Bailout is the provision of financial help to a corporation or country which otherwise would be on the brink of failure or bankruptcy. A bailout differs from the term bail-in under which the bondholders or depositors of global systemically important financial institutions are forced to participate in the recapitalization process, but taxpayers are not. Some governments also have the power to participate in the insolvency process.
Thus, It is the act of a business, an individual, or a government providing money and resources to a failing company. These actions help to prevent the consequences of that business’s potential downfall which may include bankruptcy and default on its financial obligations. Businesses and governments may receive a bailout which may take the form of a loan, the purchasing of bonds, stocks or cash infusions, and may require the recused party to reimburse the support, depending upon the terms.
Bailouts traditionally occurred in industries or businesses which are no longer viable or that have sustained huge losses. However, even seemingly stable sectors such as banks are susceptible to failure, as seen during the 2008 financial sector bailout.
Advantages of Bailout
- It ensure continued survival of the entity being rescued under difficult economic circumstances.
- Complete collapse of the financial system can be avoided, when industries too big to fail start to crumble.
- The government in these cases steps in to avoid the insolvency of institutions that are needed for the smooth functioning of the overall markets.

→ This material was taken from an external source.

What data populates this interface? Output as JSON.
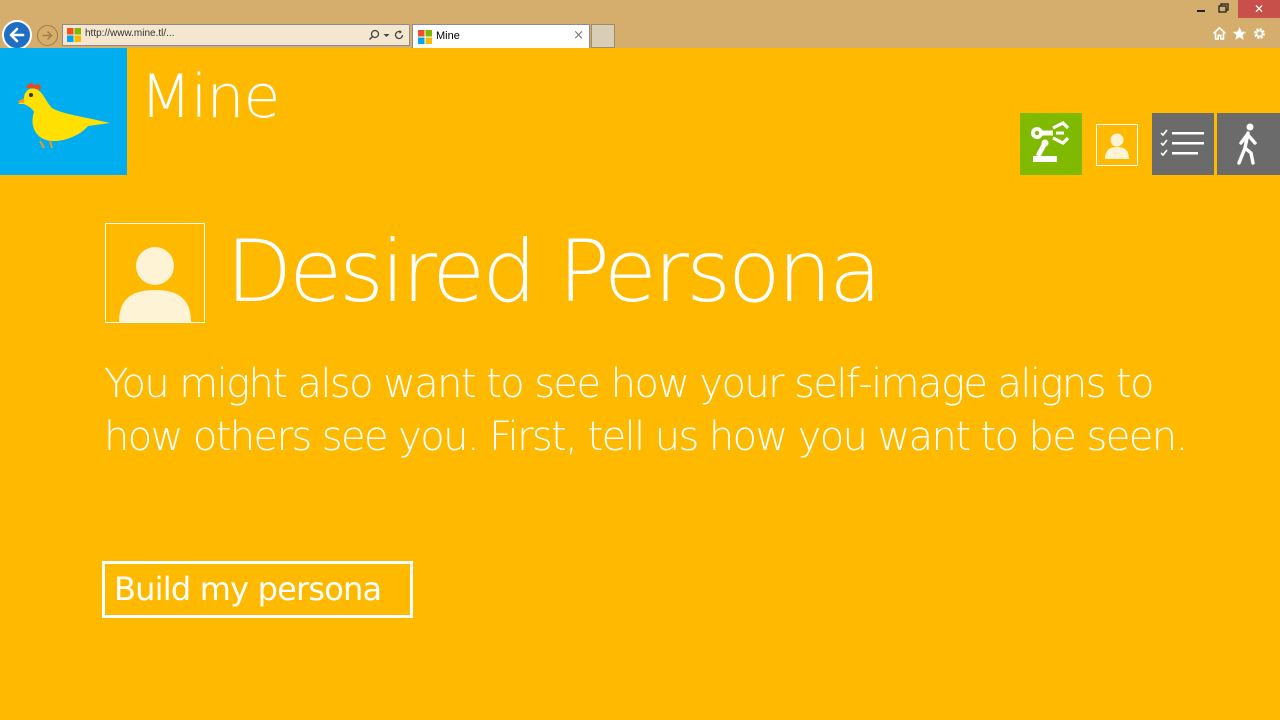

- Anticipated bailouts encourage a moral hazard by allowing not only promoters but also other stakeholders customers, lenders, suppliers to take higher-than-recommended risks in financial transactions. This happens because they start counting on a bailout when things go wrong.